Friday, 11 December 2009



Intonation is a crucial element or verbal interaction. Authors of teacher’s handbooks and teaching materials agree on this. The communicative importance of intonation should also be reflected in the attention it gets in language teaching.

There are different ways in which human sound is processed. The idea to emphasis is that all this is done in order to communicate.
Intonation is often defined as a speech melody, consisting of different tones, obviously, what melody and intonation have in common is that in both we make our voice go up or down at will. It means, the tones depend on the pitch of the voice.

There are seven or eight tones but the more commons in English are the follow combinations:”down – up”= falling rising tone and “up – down “= rising – falling.






The classic example of intonation is the question-statement distinction. For example, northeastern American English, like very many languages, have a rising intonation for each declarative questions (He found it on the street?), and a falling intonation for wh-questions (Where did he find it?) and statement (He found it on the street.) Yes or no question (Did he find it on the street?) often have a rising end, but not always, For example.
He: ready?

1 comment:

  1. Thanks for your post, Liliana and Ivan. The background info at the beginning is interesting, and it's useful to know about the different intonation patterns that are used in English. It might have been a good idea to include a diagram or link to illustrate the different intonation patterns.

    The section about questions, taken from Wikipedia, brings up the issue that there are different intonation patterns in different types of questions. Remember that, as we saw in class, it is often better to divide questions into finding out questions and checking questions. Finding out questions, which are used to acquire new information, usually have falling intonation. Checking questions, which are used to verify, usually have rising intonation.

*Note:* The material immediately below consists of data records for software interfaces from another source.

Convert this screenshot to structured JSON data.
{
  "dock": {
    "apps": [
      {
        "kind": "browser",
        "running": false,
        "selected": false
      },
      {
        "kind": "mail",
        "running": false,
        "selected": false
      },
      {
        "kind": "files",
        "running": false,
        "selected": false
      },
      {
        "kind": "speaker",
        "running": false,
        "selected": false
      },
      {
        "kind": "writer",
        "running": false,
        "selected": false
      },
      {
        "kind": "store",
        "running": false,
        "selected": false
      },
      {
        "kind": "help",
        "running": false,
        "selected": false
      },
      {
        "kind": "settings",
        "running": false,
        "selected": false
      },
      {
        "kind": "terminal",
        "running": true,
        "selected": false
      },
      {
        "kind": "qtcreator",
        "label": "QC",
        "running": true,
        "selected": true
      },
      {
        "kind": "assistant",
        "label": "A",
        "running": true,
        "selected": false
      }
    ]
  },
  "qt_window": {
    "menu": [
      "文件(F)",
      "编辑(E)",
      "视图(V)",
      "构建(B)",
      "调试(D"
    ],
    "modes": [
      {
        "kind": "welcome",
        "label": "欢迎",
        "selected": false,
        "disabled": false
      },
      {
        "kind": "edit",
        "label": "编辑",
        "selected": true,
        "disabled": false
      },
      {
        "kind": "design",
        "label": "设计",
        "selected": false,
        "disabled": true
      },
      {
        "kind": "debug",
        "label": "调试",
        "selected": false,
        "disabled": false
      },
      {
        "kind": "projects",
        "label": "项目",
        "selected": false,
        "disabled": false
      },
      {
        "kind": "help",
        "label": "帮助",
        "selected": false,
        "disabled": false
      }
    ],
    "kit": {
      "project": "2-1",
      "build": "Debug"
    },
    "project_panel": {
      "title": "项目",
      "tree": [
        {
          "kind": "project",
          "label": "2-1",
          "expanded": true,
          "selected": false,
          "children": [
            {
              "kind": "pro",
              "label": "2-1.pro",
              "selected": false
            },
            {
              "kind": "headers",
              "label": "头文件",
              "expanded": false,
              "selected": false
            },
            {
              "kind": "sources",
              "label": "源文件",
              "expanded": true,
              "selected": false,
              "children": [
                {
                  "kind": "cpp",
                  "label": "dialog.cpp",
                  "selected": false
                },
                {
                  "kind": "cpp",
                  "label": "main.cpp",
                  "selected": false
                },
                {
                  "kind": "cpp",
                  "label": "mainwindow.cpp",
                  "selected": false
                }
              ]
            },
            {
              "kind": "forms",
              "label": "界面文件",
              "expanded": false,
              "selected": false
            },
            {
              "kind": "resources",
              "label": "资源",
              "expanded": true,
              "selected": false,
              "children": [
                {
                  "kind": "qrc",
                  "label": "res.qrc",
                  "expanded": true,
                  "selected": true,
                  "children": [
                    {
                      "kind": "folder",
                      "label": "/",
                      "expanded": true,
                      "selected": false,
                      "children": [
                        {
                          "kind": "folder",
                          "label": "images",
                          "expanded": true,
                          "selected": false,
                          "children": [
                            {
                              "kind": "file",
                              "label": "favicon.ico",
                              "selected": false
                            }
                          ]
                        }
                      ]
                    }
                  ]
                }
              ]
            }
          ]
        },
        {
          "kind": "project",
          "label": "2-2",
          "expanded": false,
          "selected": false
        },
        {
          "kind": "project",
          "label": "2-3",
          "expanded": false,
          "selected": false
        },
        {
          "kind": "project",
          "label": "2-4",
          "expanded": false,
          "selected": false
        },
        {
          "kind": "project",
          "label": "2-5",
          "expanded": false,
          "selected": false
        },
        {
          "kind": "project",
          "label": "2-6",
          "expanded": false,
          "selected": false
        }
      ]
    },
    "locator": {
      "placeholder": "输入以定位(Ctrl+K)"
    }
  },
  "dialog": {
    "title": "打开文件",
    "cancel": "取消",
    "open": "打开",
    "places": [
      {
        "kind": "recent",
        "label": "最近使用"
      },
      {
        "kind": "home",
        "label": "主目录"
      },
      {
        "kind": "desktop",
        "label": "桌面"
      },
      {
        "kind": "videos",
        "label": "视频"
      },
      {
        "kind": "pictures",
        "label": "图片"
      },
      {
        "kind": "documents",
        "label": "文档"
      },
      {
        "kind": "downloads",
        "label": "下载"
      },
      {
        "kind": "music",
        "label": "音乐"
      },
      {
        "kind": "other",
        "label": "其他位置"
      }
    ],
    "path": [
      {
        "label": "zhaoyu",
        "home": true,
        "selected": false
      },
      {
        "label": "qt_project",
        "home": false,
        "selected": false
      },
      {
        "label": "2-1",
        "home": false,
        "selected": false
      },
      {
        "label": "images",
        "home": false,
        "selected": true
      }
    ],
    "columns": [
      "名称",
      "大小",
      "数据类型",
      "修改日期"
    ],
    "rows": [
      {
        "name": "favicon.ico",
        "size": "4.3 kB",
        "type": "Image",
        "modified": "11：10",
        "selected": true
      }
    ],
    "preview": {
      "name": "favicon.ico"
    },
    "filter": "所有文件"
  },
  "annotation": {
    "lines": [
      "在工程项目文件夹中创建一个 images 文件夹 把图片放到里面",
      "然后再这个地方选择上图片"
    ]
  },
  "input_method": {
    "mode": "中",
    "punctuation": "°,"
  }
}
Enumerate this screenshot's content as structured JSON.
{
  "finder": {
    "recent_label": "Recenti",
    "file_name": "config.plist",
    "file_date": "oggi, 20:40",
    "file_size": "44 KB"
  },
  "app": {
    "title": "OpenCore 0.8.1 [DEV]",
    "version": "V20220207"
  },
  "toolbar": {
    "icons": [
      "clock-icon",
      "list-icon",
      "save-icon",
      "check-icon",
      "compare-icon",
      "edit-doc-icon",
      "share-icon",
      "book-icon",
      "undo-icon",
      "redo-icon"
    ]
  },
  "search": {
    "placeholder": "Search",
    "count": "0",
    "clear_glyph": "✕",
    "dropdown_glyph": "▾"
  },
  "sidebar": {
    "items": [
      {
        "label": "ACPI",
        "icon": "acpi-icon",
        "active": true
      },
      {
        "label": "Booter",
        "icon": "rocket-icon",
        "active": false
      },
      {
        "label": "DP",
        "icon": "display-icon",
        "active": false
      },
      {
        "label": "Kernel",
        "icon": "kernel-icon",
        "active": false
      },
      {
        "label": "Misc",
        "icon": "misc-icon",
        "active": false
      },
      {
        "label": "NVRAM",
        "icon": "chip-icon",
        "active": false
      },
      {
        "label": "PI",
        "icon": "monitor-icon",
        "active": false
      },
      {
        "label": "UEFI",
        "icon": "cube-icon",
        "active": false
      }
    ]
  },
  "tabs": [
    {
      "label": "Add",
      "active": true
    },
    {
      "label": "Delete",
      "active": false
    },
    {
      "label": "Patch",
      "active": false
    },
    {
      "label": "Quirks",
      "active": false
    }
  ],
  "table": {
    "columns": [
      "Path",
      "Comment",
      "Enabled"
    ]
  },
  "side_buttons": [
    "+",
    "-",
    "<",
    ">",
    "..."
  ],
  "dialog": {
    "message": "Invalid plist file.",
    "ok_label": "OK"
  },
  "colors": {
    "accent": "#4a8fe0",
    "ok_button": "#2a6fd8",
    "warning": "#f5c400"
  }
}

    One tiny thing more: if anyone wants to open the last link (which has some useful exercises for practising intonation), please note that the link if missing an 'f' on the end of the URL (i.e. it ends .pdf).